Bad breath detector

doi:10.1038/nindia.2009.351 Published online 15 December 2009

Researchers have designed an easy-to-use sensor to detect mouth malodour in humans1. The sensor will be beneficial in analysing causes of and effective treatments for mouth odour.

The mouth harbours a thriving colony of bacteria that breaks down proteins into amino acids. Amino acids are further broken down to form foul gases such as hydrogen sulphide. Volatile sulphur compounds have been linked to oral malodour levels.

The researchers invented the sensor consisting of a sensing solution, a gas sampling unit for collecting a known volume of mouth air and a photometric detector.

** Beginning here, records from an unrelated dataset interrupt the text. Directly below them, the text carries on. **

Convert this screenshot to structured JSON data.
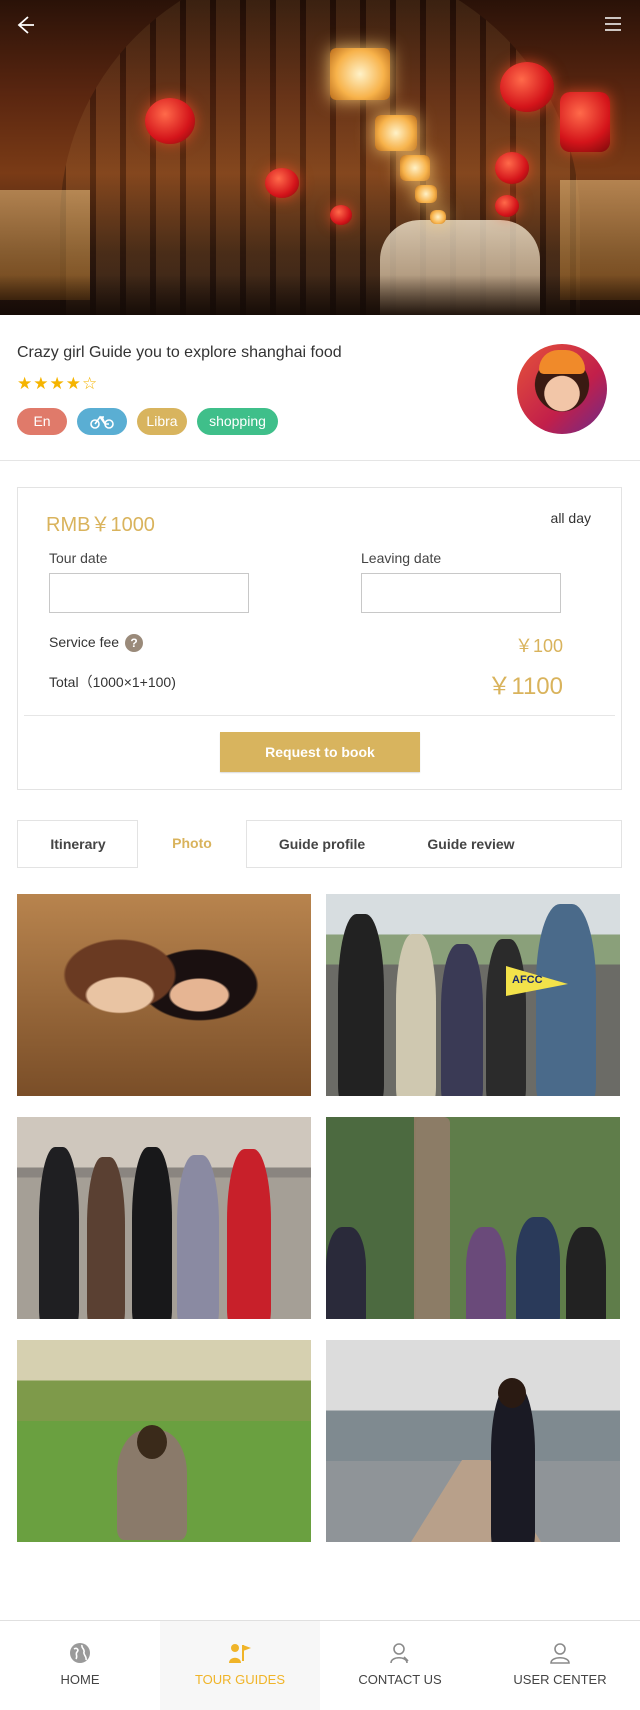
{
  "guide": {
    "title": "Crazy girl Guide you to explore  shanghai  food",
    "stars": "★★★★☆",
    "tags": [
      "En",
      "bike-icon",
      "Libra",
      "shopping"
    ]
  },
  "booking": {
    "price": "RMB￥1000",
    "duration": "all day",
    "tour_date_label": "Tour date",
    "tour_date_value": "",
    "leaving_date_label": "Leaving date",
    "leaving_date_value": "",
    "service_fee_label": "Service fee",
    "service_fee_value": "￥100",
    "total_label": "Total（1000×1+100)",
    "total_value": "￥1100",
    "book_button": "Request to book"
  },
  "tabs": [
    {
      "label": "Itinerary",
      "active": false
    },
    {
      "label": "Photo",
      "active": true
    },
    {
      "label": "Guide profile",
      "active": false
    },
    {
      "label": "Guide review",
      "active": false
    }
  ],
  "photos_sign_text": "AFCC",
  "bottom_nav": [
    {
      "label": "HOME",
      "icon": "globe-icon",
      "active": false
    },
    {
      "label": "TOUR GUIDES",
      "icon": "guide-flag-icon",
      "active": true
    },
    {
      "label": "CONTACT US",
      "icon": "contact-person-icon",
      "active": false
    },
    {
      "label": "USER CENTER",
      "icon": "user-icon",
      "active": false
    }
  ],
  "colors": {
    "accent": "#d8b45e",
    "star": "#f5b400",
    "tab_active": "#d9b35c",
    "nav_active": "#f0b428"
  }
}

The sensing solution was iodine and the depletion of iodine on reaction with hydrogen sulphide was detected using starch.

The detection limit of the sensor is 0.05 microgram per litre of hydrogen sulphide, which is fit for oral malodour detection in healthy subjects as well as halitosis patients (who have bad mouth odour).

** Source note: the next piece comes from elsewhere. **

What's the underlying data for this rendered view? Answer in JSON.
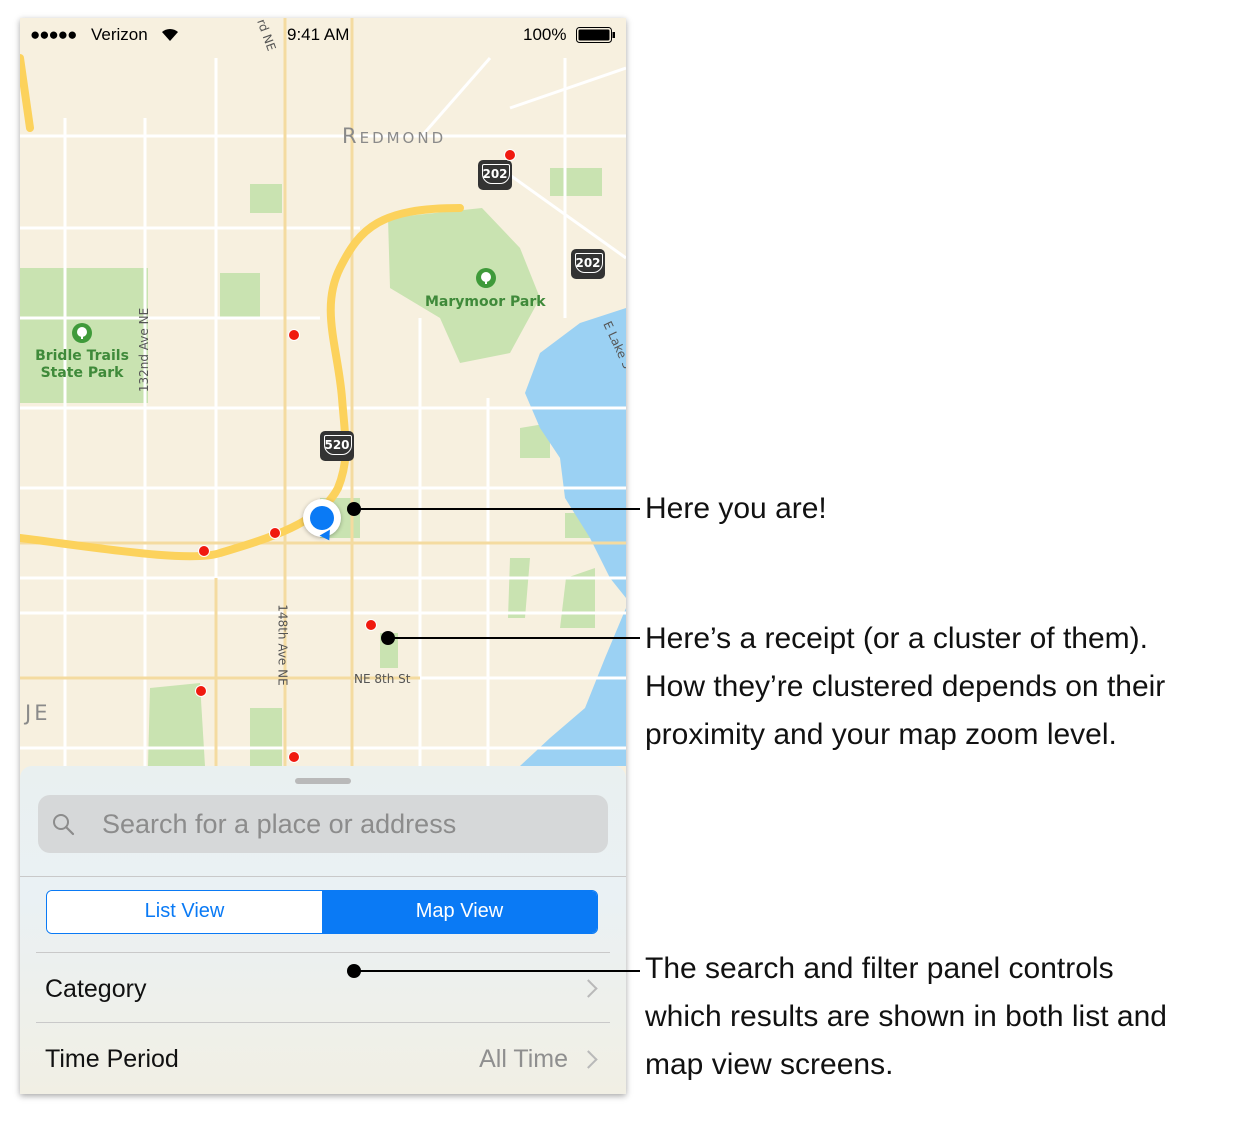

The sensor can be easily fabricated in the laboratory and has potential to be used as a clinical evaluation tool, the researchers say.


References

  1. Alagirisamy, N. et al. Novel Colorimetric Sensor for Oral Malodour. Anal. Chim. Acta. doi: 10.1016/j.aca.2009.11.064 (2009)